“For example, if an employee doesn’t see the benefit from a program in place, they can show their employer how many hours they lose with the current program in place or how it’s negatively impacting their work productivity,” Macciola said.
Privacy and Ethics Concerns
However, there are privacy and ethics concerns to consider.
For AI technologies, ethical considerations are right up there with employee privacy, Desai said. “Ethics is at the cornerstone of artificial intelligence,” she said. “Why that is important has to do with specific use cases.” When an organization adopts an AI-based technology, it’s important to consider its sources and uses just as you would with any other new enterprise tech.
Also, some employees may see activity tracking and task-level monitoring as a Big Brother-style encroachment into their workdays. In cases where a company has not provided a work-issued device or work-issued software, it can be difficult to ensure that only data related to an employee’s job role is tracked. (This, along with other security concerns, is an argument for providing work-issued technology for remote workers.)
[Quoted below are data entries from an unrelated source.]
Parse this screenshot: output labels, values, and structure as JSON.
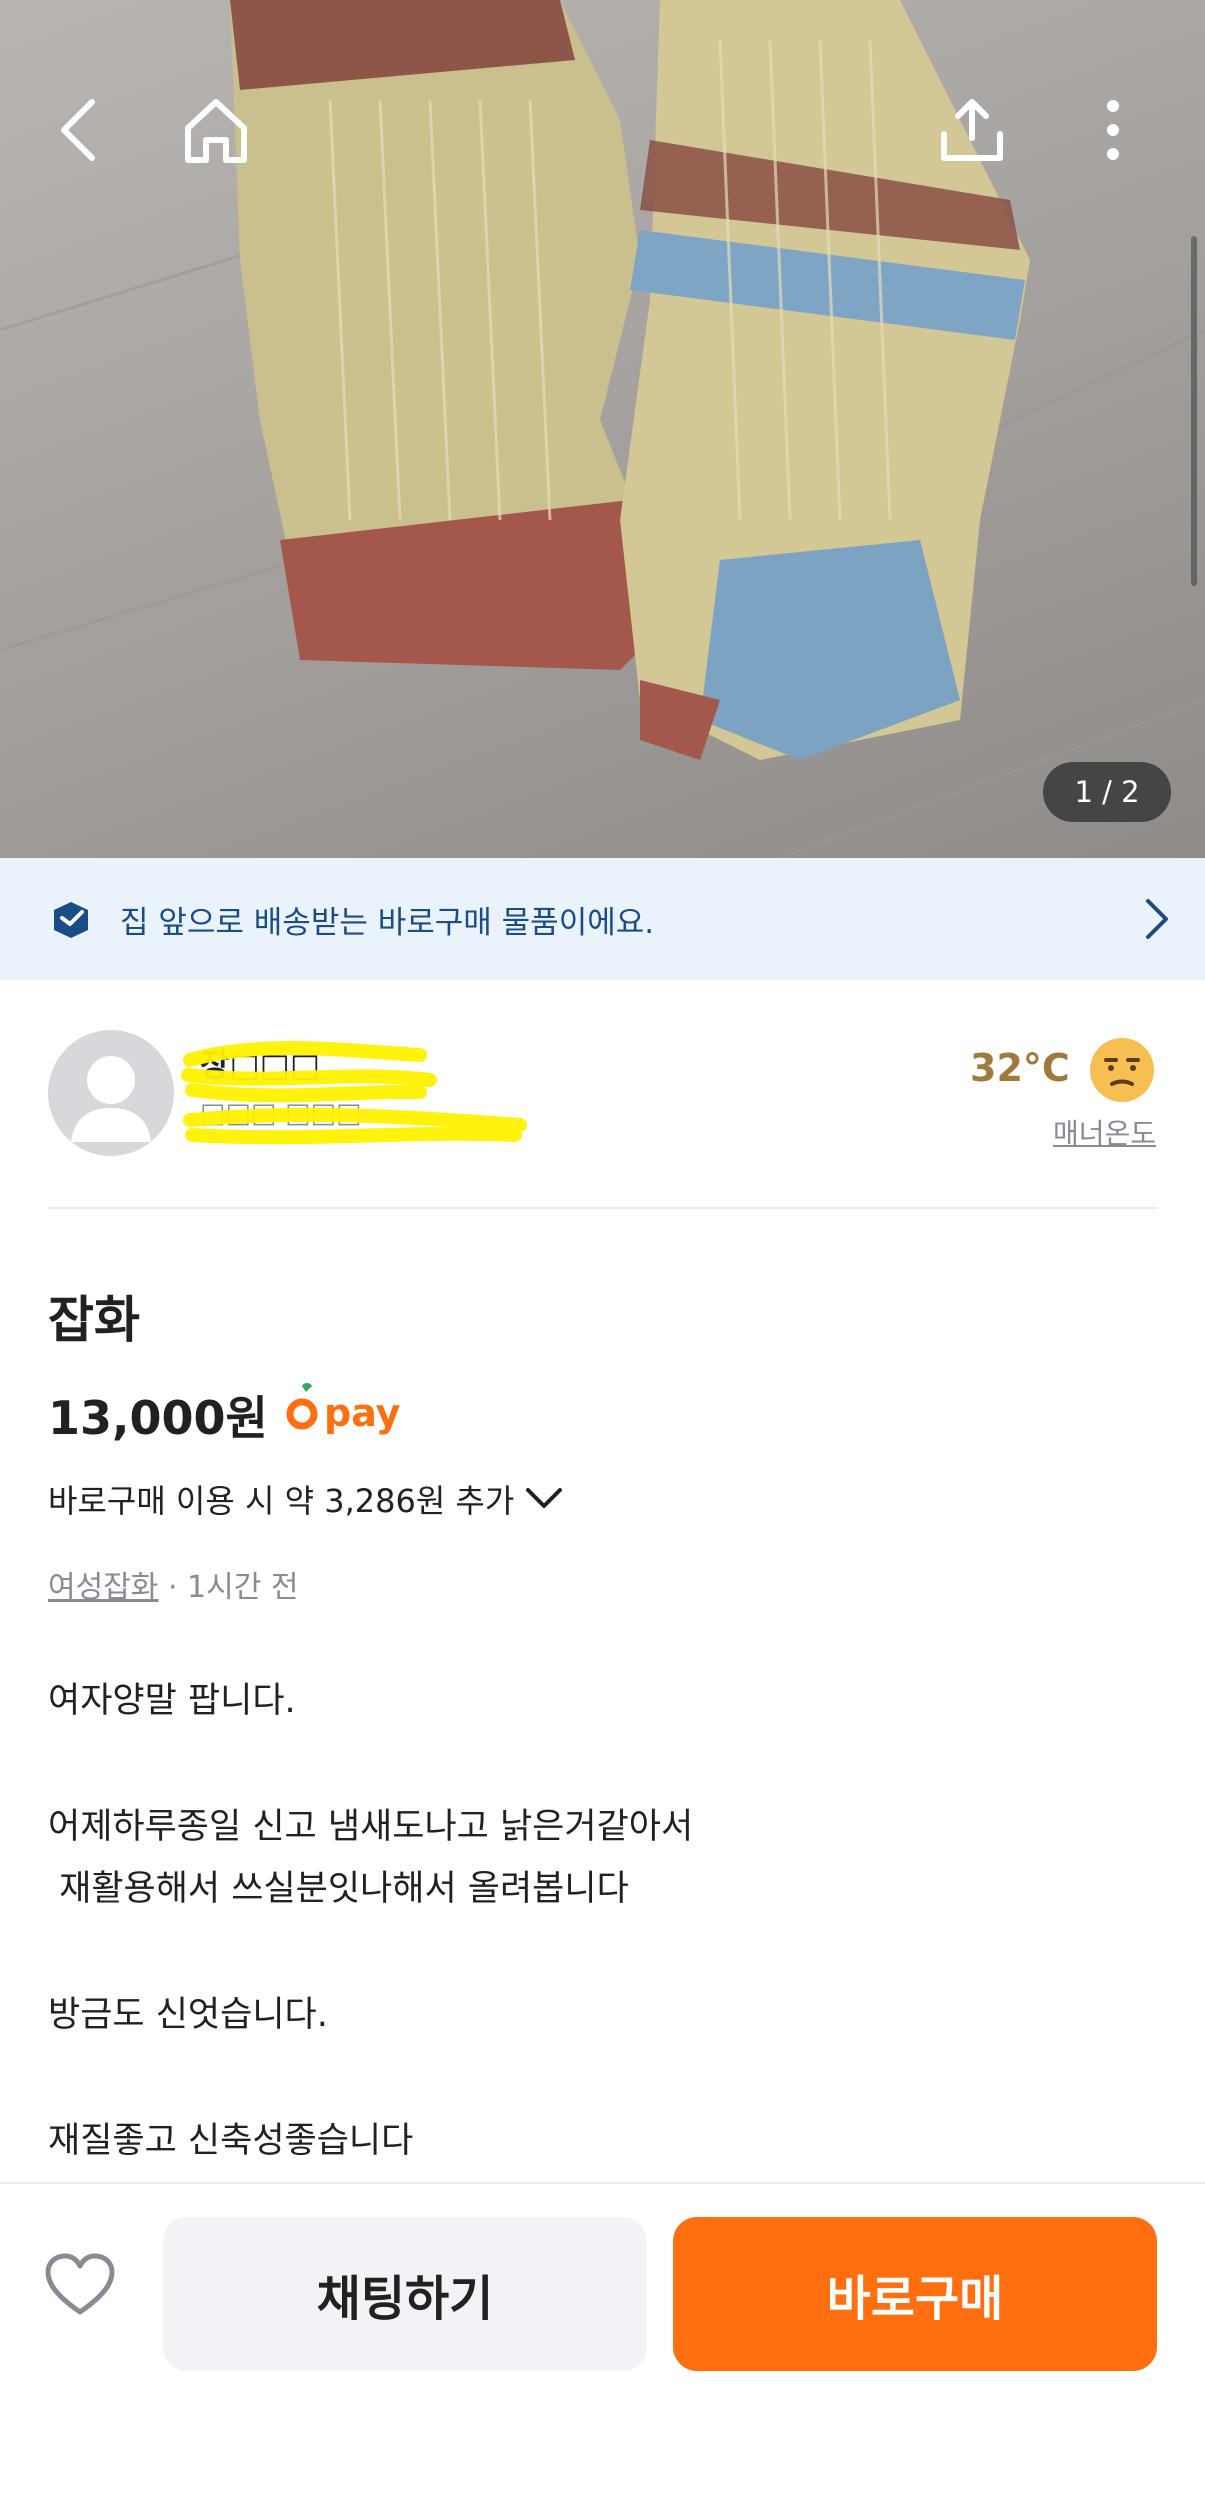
{
  "gallery": {
    "counter": "1 / 2"
  },
  "banner": {
    "text": "집 앞으로 배송받는 바로구매 물품이에요."
  },
  "seller": {
    "name": "장□□□",
    "location": "□□□ □□□",
    "temperature": "32°C",
    "manner_label": "매너온도"
  },
  "product": {
    "title": "잡화",
    "price": "13,000원",
    "pay_label": "pay",
    "extra_fee": "바로구매 이용 시 약 3,286원 추가",
    "category": "여성잡화",
    "time": " · 1시간 전",
    "description": [
      "여자양말 팝니다.",
      "어제하루종일 신고 냄새도나고 낡은거같아서",
      " 재활용해서 쓰실분잇나해서 올려봅니다",
      "방금도 신엇습니다.",
      "재질좋고 신축성좋습니다"
    ]
  },
  "actions": {
    "chat_label": "채팅하기",
    "buy_label": "바로구매"
  },
  "colors": {
    "accent": "#ff6f0f",
    "banner_bg": "#eaf3fc",
    "banner_text": "#1a4c86",
    "temperature": "#a07a3c"
  },
  "icons": [
    "back-icon",
    "home-icon",
    "share-icon",
    "more-icon",
    "delivery-box-icon",
    "chevron-right-icon",
    "avatar-icon",
    "face-icon",
    "carrot-icon",
    "chevron-down-icon",
    "heart-icon"
  ]
}
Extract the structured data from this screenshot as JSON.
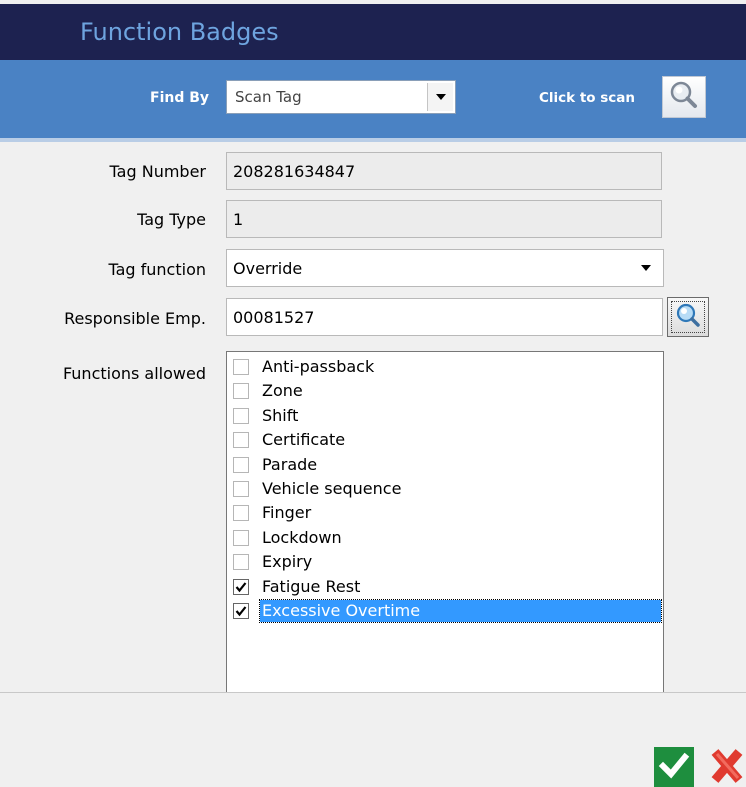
{
  "window": {
    "title": "Function Badges"
  },
  "find_bar": {
    "find_by_label": "Find By",
    "find_by_value": "Scan Tag",
    "scan_label": "Click to scan",
    "scan_icon": "magnifier-icon"
  },
  "form": {
    "tag_number_label": "Tag Number",
    "tag_number_value": "208281634847",
    "tag_type_label": "Tag Type",
    "tag_type_value": "1",
    "tag_function_label": "Tag function",
    "tag_function_value": "Override",
    "responsible_label": "Responsible Emp.",
    "responsible_value": "00081527",
    "functions_label": "Functions allowed"
  },
  "functions": [
    {
      "label": "Anti-passback",
      "checked": false,
      "selected": false
    },
    {
      "label": "Zone",
      "checked": false,
      "selected": false
    },
    {
      "label": "Shift",
      "checked": false,
      "selected": false
    },
    {
      "label": "Certificate",
      "checked": false,
      "selected": false
    },
    {
      "label": "Parade",
      "checked": false,
      "selected": false
    },
    {
      "label": "Vehicle sequence",
      "checked": false,
      "selected": false
    },
    {
      "label": "Finger",
      "checked": false,
      "selected": false
    },
    {
      "label": "Lockdown",
      "checked": false,
      "selected": false
    },
    {
      "label": "Expiry",
      "checked": false,
      "selected": false
    },
    {
      "label": "Fatigue Rest",
      "checked": true,
      "selected": false
    },
    {
      "label": "Excessive Overtime",
      "checked": true,
      "selected": true
    }
  ],
  "footer": {
    "ok_icon": "checkmark-icon",
    "cancel_icon": "close-icon"
  },
  "colors": {
    "titlebar": "#1d2250",
    "title_text": "#6ea4df",
    "findbar": "#4a82c4",
    "selection": "#3399ff",
    "ok": "#1e8e3e",
    "cancel": "#e03a2f"
  }
}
“Organizations must look to implement advanced task mining tools which have protocols and settings in place to safeguard users’ personal data since they log user interactions in real time, helping avoid infringing on users’ privacy,” Macciola said. For example, Microsoft announced changes to its privacy measures within Productivity Score in a blog post published about a week after the tool was announced, including the removal of user names from the product to prevent individual employee tracking. However, different software has different privacy measures in place, and it is important to understand which are built into the tools you implement.
It’s also vital to consider the value of the data your company will generate via these applications, Desai said.
“Users of ML technology need to understand the quality, quantity and especially the limitations of source data,” she said. “As such, the old saying of ‘garbage in, garbage out’ applies, especially when business decisions are made based on the outputs of the ML technology.”
It’s important to understand what the sources of this data are, and how those sources can or cannot be effectively brought together. Enterprises also need to know what data is NOT there — for example, relevant customer data — and how those omissions can affect decision-making processes, Desai said.
Additionally, it is unwise to introduce task mining or other methods of digital tracking just because you can. A clear understanding of why the software and resulting data are necessary is vital — for employers and employees.
“In a nutshell, it is the alignment of ‘people, processes and data’ that is critical to the success of any digital transformation effort,” Macciola said. Understanding how your employees are doing their jobs depends on more than just what you can learn through even the most innovative software.